Okay back on point. The reason I decided to try tea tree oil is that it's supposed to be great for both dry and oily skin. Not just oily like dandruff but also flaky like dry scalp, I reasoned. My younger brother had a bad case of acne in his teenage years and after watching him try out so many harsh drugstore products that irritated his face and dried him out I did some research into natural remedies. The reason why he was getting so irritated was that he had what is known as combination skin, in which certain spots of his face he was producing too much oil and others too little. Tea tree oil helps regulate that and maintain balance. So to apply it I told him (after researching) to dip a q-tip in the tea tree oil then dilute it or rinse it in water under the faucet before applying. His skin got so much better and I realized if it could help him, it could help my scalp in no time!
So I’m doing well now.
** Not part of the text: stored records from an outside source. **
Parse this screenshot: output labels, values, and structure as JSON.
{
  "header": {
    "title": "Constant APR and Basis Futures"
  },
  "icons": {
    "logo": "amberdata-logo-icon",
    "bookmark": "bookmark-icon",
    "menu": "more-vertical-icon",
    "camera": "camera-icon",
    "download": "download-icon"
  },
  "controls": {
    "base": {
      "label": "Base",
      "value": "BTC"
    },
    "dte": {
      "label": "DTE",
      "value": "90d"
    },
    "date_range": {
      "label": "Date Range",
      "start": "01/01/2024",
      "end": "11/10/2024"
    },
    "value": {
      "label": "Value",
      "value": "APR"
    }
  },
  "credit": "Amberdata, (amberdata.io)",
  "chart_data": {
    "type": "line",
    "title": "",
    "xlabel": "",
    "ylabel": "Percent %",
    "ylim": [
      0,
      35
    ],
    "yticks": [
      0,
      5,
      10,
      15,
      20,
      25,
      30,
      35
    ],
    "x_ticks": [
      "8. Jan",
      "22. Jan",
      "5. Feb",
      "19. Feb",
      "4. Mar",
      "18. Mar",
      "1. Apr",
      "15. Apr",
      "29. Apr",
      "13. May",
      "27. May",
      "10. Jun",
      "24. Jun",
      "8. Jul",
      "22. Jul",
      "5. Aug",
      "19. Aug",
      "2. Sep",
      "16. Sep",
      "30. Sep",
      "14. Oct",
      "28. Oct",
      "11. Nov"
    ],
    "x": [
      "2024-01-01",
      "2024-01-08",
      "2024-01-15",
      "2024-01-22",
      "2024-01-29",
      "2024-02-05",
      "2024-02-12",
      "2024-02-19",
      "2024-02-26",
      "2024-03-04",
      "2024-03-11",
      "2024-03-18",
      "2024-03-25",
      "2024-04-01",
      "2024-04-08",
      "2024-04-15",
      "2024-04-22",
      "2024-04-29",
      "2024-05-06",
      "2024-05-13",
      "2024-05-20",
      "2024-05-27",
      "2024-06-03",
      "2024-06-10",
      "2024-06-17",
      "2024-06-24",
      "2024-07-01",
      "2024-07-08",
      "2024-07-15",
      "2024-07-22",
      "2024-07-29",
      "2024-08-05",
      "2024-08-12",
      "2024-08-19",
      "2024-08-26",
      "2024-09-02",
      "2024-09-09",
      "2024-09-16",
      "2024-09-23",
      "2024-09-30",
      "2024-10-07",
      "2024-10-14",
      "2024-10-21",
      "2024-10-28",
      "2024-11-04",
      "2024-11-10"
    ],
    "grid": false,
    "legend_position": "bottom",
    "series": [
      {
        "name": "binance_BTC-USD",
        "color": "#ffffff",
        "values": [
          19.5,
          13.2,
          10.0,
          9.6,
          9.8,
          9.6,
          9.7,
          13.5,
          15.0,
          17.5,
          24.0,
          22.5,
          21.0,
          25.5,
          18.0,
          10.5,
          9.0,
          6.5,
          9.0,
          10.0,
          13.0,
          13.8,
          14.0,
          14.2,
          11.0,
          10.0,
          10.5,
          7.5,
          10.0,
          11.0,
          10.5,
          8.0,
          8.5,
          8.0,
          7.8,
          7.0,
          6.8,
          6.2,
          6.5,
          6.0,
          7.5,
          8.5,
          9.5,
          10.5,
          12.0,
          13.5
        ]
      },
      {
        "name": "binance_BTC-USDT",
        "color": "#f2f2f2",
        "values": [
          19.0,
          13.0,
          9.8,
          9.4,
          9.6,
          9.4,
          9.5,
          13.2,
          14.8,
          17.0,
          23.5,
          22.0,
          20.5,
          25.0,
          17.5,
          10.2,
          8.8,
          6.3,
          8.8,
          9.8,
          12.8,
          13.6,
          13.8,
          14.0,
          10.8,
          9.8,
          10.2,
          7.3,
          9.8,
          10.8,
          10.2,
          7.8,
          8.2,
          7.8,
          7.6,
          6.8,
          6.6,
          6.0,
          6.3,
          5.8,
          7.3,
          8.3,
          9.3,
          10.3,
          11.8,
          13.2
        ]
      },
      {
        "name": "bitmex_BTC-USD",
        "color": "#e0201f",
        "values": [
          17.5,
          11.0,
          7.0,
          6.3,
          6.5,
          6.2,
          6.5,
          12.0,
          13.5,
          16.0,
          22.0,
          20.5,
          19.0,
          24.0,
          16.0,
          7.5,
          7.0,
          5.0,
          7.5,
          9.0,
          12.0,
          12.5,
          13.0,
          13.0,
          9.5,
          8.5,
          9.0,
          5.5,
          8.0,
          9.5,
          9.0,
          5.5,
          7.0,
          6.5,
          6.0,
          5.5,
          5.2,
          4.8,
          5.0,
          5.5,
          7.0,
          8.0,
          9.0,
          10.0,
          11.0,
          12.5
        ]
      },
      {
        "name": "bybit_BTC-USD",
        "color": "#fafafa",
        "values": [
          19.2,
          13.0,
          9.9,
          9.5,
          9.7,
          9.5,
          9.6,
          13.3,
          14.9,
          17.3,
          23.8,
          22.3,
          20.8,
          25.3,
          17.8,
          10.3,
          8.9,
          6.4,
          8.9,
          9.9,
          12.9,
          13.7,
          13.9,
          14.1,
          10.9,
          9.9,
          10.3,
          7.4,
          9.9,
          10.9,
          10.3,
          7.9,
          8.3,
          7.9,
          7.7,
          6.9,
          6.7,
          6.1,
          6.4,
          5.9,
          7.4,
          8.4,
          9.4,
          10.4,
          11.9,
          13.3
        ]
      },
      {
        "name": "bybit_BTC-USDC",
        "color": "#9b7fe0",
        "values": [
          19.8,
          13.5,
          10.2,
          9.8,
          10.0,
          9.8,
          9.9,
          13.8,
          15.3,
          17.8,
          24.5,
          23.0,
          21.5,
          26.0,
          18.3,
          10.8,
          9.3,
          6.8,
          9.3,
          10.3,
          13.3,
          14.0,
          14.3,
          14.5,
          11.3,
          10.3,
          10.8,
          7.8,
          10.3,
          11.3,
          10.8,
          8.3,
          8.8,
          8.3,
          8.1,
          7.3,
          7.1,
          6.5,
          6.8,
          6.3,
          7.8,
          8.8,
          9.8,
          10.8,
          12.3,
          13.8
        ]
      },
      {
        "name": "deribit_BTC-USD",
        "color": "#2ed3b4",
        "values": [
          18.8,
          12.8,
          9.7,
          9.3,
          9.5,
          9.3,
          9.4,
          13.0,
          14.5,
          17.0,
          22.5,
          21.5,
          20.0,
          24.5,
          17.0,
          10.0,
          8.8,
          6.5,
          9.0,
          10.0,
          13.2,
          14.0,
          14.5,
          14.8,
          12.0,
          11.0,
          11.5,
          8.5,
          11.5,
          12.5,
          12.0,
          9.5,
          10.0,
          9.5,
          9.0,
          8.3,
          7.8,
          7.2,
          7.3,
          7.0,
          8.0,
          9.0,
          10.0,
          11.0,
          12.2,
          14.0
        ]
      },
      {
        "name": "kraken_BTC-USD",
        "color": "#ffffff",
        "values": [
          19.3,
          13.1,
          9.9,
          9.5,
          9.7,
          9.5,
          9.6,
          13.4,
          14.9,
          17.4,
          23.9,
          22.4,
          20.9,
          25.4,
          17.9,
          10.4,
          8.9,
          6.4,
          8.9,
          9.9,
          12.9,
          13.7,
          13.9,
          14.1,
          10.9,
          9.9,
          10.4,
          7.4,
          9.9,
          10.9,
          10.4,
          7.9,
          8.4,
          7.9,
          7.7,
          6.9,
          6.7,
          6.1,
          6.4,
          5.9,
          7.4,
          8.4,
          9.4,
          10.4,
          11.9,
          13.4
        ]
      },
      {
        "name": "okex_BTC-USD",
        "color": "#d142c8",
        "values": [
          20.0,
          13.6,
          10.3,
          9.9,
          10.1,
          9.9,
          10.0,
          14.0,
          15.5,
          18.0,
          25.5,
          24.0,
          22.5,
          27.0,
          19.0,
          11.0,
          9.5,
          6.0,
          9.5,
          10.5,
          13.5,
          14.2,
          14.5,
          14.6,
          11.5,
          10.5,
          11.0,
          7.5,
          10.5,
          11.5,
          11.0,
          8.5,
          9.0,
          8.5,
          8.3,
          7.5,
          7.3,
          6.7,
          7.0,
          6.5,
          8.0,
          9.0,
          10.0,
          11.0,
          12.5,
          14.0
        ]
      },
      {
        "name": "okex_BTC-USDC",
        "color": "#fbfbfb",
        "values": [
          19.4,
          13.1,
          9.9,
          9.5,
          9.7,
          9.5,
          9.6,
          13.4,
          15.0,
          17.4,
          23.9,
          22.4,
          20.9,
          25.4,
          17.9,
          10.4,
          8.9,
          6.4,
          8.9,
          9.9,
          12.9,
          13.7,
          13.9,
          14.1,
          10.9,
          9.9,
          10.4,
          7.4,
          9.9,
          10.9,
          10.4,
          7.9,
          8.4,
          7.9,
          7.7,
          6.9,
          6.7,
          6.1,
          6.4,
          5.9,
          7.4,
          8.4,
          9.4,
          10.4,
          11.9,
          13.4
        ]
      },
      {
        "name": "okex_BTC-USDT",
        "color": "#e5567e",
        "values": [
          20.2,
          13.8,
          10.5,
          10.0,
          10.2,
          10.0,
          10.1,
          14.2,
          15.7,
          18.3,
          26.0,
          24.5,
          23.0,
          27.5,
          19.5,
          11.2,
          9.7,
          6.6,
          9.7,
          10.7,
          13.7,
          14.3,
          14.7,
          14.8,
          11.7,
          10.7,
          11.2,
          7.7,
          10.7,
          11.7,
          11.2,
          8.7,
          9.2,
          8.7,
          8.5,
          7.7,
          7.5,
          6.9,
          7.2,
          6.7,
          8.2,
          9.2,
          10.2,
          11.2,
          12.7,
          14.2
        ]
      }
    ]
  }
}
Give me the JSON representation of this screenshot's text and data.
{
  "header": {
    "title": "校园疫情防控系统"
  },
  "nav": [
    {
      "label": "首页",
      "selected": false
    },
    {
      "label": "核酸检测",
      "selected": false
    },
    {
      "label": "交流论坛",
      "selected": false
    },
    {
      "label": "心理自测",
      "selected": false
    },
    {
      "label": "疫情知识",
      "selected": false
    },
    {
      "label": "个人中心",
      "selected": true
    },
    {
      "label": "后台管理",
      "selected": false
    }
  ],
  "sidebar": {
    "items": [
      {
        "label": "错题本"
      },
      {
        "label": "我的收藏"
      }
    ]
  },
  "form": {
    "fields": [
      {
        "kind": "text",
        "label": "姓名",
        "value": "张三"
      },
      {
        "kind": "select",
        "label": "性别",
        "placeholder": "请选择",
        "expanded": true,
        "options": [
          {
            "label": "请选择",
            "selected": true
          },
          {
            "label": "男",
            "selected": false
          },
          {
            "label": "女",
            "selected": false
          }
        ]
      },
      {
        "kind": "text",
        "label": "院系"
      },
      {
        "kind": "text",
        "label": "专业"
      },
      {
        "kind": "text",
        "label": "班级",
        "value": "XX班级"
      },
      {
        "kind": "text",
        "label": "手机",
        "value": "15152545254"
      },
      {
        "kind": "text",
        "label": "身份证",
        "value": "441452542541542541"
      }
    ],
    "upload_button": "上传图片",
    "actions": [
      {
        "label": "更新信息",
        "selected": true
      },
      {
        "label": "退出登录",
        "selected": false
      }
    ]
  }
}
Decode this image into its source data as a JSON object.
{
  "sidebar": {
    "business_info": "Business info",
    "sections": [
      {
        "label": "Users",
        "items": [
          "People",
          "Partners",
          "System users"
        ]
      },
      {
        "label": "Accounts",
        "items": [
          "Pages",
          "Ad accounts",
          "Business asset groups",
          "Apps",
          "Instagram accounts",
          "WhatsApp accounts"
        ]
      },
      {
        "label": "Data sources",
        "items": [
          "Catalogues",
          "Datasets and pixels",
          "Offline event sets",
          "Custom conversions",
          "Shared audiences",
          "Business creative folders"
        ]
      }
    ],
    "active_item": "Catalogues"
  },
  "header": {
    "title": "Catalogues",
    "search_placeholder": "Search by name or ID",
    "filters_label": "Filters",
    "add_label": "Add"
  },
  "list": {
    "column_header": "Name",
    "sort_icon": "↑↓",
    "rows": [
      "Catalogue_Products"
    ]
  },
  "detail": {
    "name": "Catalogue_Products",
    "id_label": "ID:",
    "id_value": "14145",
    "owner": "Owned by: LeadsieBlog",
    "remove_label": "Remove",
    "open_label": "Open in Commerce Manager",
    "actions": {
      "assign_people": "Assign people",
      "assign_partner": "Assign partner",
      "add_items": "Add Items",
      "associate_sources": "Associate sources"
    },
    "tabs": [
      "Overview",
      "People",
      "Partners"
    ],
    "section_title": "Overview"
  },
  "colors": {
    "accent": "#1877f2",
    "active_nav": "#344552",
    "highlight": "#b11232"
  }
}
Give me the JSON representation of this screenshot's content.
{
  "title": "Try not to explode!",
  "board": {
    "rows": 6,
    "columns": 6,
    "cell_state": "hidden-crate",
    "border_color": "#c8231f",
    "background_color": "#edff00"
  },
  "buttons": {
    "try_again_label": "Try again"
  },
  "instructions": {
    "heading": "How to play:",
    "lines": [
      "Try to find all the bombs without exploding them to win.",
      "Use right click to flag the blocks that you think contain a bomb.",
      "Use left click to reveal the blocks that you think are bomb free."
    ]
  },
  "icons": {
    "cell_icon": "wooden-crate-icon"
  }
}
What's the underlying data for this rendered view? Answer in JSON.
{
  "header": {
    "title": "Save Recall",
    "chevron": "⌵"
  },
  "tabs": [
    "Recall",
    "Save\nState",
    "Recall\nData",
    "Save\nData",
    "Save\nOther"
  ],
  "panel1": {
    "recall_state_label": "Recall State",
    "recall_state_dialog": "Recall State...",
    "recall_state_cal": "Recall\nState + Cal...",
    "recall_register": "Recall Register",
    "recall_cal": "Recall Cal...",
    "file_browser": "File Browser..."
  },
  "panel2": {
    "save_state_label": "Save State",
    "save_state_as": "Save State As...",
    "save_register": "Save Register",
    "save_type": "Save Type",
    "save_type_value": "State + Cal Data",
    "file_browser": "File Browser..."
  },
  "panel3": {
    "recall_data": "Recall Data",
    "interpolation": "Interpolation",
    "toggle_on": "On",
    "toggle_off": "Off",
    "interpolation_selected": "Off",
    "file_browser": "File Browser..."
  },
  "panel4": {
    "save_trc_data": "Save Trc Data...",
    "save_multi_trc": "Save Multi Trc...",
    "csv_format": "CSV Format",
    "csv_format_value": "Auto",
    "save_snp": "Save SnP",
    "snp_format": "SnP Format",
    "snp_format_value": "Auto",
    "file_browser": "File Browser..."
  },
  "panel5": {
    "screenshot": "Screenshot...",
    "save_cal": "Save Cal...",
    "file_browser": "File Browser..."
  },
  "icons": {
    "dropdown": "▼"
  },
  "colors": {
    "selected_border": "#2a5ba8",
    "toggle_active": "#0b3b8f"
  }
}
I might reduce my tea tree treatment to once a week or less depending on whether I feel I need it but but I hope I can keep it up. I notice my scalp is much happier and seems to be producing oil all on its own now, but not too much. Just enough to give my hair shine and to look healthy but my roots are never, ever greasy. The best thing I believe overall is to leave the scalp be and give it a little encouragement to work things out for itself. Low-poo whenever you need to, but don't be excessive. Also be wary of co-washing. I don't think I'll be trying that out again anytime soon. I also made some homemade lavender spray which I use on second day hair. Lavender is supposed to have a cleansing or medicinal effect and be good for the scalp and hair, too. The recipe is in the Curly Girl Handbook but I believe I know it off the top of my head. Boil 2 quarts of water to purify it. Then put in five drops of pure lavender oil. Let it cool and store the mixture in bottles. (I keep mine in the fridge.) Makes the best and cheapest refresher spray. It also smells so nice.
I hope this helps. It is what is working for me and you never know, it might work for somebody else.